Then I proclaimed a fast there, at the river of Ahava, that we might afflict ourselves before our God, to seek of him a right way for us, and for our little ones, and for all our substance.
For I was ashamed to require of the king a band of soldiers and horsemen to help us against the enemy in the way: because we had spoken unto the king, saying, The hand of our God is upon all them for good that seek him; but his power and his wrath is against all them that forsake him.
So we fasted and besought our God for this: and he was intreated of us. (Ezra 8:21-23)
Then there came some that told Jehoshaphat, saying, There cometh a great multitude against thee from beyond the sea on this side Syria; and, behold, they be in Hazazon–tamar, which is En–gedi.
And Jehoshaphat feared, and set himself to seek the Lord, and proclaimed a fast throughout all Judah.
And Judah gathered themselves together, to ask help of the Lord: even out of all the cities of Judah they came to seek the Lord. (2 Chronicles 20:2-4)
So we can see that a common way to humble yourself was through fasting.
Fasting is not always abstaining from both food and drink. Although there are examples of this in the bible (Exodus 34:28 and Deuteronomy 9:18), this is the exception rather then the rule. Jesus himself is an example of fasting just from food.
Being forty days tempted of the devil. And in those days he did eat nothing: and when they were ended, he afterward hungered. (Luke 4:2)
Jesus also expects us to fast:
But thou, when thou fastest, anoint thine head, and wash thy face; (Matthew 6:17)
The following examples are of the New Testament church fasting:
And when they had fasted and prayed, and laid their hands on them, they sent them away. (Acts 13:3)
And when they had ordained them elders in every church, and had prayed with fasting, they commended them to the Lord, on whom they believed. (Acts 14:23)
In stripes, in imprisonments, in tumults, in labours, in watchings, in fastings; (2 Corinthians 6:5)
So what is the benefit of fasting?
Compare Luke 4:1-2 and Luke 4:14. Jesus goes into the desert full of the Holy Spirit but returns in the power of the Holy Spirit.
And Jesus being full of the Holy Ghost returned from Jordan, and was led by the Spirit into the wilderness,
Being forty days tempted of the devil. And in those days he did eat nothing: and when they were ended, he afterward hungered. (Luke 4:1-2)
And Jesus returned in the power of the Spirit into Galilee: and there went out a fame of him through all the region round about. (Luke 4:14)
From this we might deduce that fasting releases the power of the Holy Spirit within us. Before we can make such a statement, we need to look at the Christian life and the struggle between our old, carnal, nature and the Holy Spirit.
First we know that we are strengthened through God, not ourselves, and this is through the Holy Spirit.
But ye shall receive power, after that the Holy Ghost is come upon you: and ye shall be witnesses unto me both in Jerusalem, and in all Judæa, and in Samaria, and unto the uttermost part of the earth. (Acts 1:8)
I can do all things through Christ which strengtheneth me. (Philippians 4:13)
Now unto him that is able to do exceeding abundantly above all that we ask or think, according to the power that worketh in us, (Ephesians 3:20)
However our old nature opposes this work:
For the flesh lusteth against the Spirit, and the Spirit against the flesh: and these are contrary the one to the other: so that ye cannot do the things that ye would. (Galations 5:17)
Because the carnal mind is enmity against God: for it is not subject to the law of God, neither indeed can be. (Romans 8:7)
Paul describes how to win this struggle:
And every man that striveth for the mastery is temperate in all things.

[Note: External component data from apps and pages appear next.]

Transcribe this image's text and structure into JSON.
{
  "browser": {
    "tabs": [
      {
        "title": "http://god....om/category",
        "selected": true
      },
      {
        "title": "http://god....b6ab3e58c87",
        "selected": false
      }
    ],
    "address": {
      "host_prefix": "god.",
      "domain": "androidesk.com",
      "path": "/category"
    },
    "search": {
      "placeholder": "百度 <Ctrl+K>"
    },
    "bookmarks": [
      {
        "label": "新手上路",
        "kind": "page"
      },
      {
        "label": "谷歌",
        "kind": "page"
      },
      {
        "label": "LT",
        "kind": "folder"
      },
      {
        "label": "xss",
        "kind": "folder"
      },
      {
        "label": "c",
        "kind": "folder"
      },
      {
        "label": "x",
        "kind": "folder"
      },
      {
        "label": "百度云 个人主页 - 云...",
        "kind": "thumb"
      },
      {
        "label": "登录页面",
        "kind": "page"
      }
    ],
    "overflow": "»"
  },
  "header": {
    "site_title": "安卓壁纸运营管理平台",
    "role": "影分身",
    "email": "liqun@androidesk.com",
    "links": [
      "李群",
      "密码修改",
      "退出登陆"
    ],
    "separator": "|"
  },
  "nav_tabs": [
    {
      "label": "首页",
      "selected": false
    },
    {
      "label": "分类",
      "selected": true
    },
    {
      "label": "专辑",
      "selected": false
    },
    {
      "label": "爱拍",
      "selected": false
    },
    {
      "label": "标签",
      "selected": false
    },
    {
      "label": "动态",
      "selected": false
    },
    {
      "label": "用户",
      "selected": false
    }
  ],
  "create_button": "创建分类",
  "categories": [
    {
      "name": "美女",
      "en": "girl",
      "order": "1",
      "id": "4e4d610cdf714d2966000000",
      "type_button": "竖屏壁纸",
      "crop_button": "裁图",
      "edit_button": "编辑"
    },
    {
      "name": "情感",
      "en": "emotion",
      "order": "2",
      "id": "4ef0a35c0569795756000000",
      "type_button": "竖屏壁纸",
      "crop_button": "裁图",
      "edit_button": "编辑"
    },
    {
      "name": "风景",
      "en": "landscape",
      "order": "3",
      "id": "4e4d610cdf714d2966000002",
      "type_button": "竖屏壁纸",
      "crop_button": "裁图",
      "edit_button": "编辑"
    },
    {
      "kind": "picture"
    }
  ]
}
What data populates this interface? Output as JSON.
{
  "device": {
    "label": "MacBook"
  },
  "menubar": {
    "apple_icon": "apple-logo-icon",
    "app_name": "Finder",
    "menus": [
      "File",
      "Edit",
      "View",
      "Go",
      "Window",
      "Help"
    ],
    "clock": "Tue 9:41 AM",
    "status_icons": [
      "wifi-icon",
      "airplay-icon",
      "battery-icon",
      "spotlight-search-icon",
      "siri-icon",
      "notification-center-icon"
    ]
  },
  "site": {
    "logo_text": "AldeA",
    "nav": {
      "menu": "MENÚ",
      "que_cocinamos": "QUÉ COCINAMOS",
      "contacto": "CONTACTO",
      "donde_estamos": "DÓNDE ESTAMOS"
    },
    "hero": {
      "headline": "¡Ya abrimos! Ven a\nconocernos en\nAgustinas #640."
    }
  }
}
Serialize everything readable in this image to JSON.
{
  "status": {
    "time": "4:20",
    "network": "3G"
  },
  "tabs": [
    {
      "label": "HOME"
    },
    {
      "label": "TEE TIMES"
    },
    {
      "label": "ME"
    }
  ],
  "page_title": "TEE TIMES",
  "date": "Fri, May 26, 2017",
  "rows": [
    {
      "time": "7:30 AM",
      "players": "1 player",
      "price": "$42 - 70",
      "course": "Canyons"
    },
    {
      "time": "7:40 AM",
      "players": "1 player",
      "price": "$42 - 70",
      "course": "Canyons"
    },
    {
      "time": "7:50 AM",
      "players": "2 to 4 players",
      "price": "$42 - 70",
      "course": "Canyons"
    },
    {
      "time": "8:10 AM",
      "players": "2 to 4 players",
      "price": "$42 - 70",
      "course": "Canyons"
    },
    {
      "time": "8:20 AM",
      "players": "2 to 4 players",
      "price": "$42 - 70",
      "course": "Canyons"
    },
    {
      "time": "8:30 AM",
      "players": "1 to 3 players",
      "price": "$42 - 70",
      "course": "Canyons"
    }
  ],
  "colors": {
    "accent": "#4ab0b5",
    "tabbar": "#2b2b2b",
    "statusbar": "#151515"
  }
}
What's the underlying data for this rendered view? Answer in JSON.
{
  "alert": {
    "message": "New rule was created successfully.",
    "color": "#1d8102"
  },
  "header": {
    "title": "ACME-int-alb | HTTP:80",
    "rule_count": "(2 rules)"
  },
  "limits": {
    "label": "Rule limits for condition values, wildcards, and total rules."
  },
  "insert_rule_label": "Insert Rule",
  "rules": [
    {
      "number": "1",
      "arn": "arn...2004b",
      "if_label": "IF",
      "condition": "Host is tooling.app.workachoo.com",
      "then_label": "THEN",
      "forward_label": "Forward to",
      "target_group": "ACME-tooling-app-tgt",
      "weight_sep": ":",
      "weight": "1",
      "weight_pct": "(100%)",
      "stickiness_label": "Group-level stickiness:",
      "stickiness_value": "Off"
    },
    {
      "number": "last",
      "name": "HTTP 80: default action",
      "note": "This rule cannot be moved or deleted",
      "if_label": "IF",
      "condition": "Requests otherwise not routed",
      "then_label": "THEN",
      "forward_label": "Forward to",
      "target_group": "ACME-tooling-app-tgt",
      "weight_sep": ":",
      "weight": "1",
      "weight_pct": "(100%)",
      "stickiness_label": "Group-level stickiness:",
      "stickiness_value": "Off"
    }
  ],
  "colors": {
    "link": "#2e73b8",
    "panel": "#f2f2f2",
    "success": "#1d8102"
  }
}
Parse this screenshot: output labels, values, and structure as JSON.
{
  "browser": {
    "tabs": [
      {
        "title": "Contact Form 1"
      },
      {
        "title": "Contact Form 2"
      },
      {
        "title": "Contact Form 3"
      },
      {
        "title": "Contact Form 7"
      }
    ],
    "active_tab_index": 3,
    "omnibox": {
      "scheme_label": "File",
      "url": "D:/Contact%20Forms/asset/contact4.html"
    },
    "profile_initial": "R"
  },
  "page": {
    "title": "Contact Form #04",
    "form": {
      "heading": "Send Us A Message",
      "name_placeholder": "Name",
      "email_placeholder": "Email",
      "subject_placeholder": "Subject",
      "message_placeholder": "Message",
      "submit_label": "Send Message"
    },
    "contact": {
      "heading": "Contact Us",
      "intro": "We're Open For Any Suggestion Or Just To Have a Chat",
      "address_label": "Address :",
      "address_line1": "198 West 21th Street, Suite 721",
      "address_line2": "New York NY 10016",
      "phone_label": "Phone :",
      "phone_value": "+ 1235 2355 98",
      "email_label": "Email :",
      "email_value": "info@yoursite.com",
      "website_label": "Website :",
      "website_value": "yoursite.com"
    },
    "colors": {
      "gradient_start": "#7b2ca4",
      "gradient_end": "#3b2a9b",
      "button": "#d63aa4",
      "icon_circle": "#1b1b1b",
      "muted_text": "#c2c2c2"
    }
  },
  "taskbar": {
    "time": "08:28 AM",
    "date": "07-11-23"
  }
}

Now they do it to obtain a corruptible crown; but we an incorruptible.
I therefore so run, not as uncertainly; so fight I, not as one that beateth the air:
But I keep under my body, and bring it into subjection: lest that by any means, when I have preached to others, I myself should be a castaway. (1 Corinthians 9:25-27)
Hence we can say that fasting enables us to control our old nature and desires, hence walking by the Spirit (Galations 5:16) instead of walking in the flesh.
So the purpose of fasting is to humble ourselves before God and to discipline our old nature and physical desires so we can focus on the Spiritual rather than the Physical.